On Behalf of | Nov 11, 2020 | Social Security Disability |

Social Security is a government program that may be the best provision for Kansas residents who have a provable physical or mentally debilitating condition. The problem with Social Security disability is that it takes so long for those who are questionably disabled to be approved because the Social Security Administration wants undeniable validation of the disability. This means that approximately two-thirds of those who apply must go through the appeals process, which is considerably long and frustrating.

The Social Security Administration has established two programs for the disabled. One is Social Security disability insurance, and the other is supplemental security income. While the rules pertaining to eligibility for each are the same regarding health issues, the length of time they are in effect is not. SSDI is a permanent disability benefit ruling. SSI is an annual approval income for those who are disabled and have less than $2,000 in allowable assets. Approval for both programs involves the appeals process for most applicants.

The mere fact that an applicant has a general health diagnosis from a doctor that their physical or mental condition is debilitating is not sufficient for a case approval. The applicant must prove to the SSA administrative law judge that the health issue is either on the list of approved medical conditions or is the equivalent of an approved disability. This commonly takes representation from a Social Security Disability attorney who understands how to provide the information that the SSA wants for an approval. It often takes multiple appeals and an individual applicant hearing.

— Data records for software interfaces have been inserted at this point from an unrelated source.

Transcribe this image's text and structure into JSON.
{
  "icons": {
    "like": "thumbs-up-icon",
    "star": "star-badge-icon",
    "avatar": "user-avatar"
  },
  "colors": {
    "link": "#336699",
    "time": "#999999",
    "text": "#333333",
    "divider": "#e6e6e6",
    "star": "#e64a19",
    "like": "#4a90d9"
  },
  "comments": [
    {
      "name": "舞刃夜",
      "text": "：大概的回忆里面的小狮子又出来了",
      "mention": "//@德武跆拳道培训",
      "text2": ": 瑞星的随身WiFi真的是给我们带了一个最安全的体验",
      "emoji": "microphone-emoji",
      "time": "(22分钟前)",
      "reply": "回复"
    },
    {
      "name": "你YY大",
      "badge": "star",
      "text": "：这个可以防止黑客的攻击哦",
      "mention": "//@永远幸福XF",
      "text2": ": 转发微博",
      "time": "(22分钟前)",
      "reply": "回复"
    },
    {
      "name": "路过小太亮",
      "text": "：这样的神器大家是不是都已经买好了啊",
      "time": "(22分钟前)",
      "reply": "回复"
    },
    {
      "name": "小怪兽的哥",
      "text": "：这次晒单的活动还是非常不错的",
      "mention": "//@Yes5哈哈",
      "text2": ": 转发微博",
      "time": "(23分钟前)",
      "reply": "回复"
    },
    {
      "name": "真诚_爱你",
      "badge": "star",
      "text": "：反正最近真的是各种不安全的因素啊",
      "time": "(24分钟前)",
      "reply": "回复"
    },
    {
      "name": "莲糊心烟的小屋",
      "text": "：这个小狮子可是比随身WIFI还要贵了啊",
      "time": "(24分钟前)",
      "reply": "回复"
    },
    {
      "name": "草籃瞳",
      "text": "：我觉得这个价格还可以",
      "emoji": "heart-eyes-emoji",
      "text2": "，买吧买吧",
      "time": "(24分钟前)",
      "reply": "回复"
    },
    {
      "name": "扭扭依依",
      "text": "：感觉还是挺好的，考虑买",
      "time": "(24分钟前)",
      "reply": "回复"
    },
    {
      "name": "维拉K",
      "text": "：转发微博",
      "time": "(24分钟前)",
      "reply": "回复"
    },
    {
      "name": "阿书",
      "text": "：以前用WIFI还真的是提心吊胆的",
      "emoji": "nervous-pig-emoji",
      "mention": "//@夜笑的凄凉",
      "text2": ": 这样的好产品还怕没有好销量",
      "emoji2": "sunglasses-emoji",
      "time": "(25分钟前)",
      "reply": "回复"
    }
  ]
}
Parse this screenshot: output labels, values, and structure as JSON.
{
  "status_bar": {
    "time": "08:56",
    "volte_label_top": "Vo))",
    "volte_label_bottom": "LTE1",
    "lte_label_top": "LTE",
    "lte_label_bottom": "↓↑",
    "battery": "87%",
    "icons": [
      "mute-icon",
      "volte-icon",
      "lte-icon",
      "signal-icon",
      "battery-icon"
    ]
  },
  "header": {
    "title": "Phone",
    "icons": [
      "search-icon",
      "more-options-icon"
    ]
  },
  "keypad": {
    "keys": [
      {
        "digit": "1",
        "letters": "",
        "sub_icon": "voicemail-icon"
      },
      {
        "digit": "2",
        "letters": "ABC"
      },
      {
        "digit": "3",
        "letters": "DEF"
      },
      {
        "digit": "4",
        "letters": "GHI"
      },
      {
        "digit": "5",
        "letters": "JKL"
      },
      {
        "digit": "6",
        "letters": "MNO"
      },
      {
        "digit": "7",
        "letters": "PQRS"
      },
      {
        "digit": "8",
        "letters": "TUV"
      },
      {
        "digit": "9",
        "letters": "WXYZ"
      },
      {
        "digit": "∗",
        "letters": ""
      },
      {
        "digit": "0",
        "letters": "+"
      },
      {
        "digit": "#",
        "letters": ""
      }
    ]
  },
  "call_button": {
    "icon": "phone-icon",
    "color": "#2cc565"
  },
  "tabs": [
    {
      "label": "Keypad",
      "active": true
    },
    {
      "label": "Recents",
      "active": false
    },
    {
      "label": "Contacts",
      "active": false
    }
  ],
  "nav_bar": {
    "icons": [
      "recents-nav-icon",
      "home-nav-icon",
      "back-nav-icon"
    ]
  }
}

A Social Security disability attorney may help assemble all necessary medical evidence and craft a solid case for approval using their experience in handling previous claims. Being approved for either SSDI or SSI commonly requires legal representation even when the case takes a significant amount of time in order to avoid a complete denial from the SSA.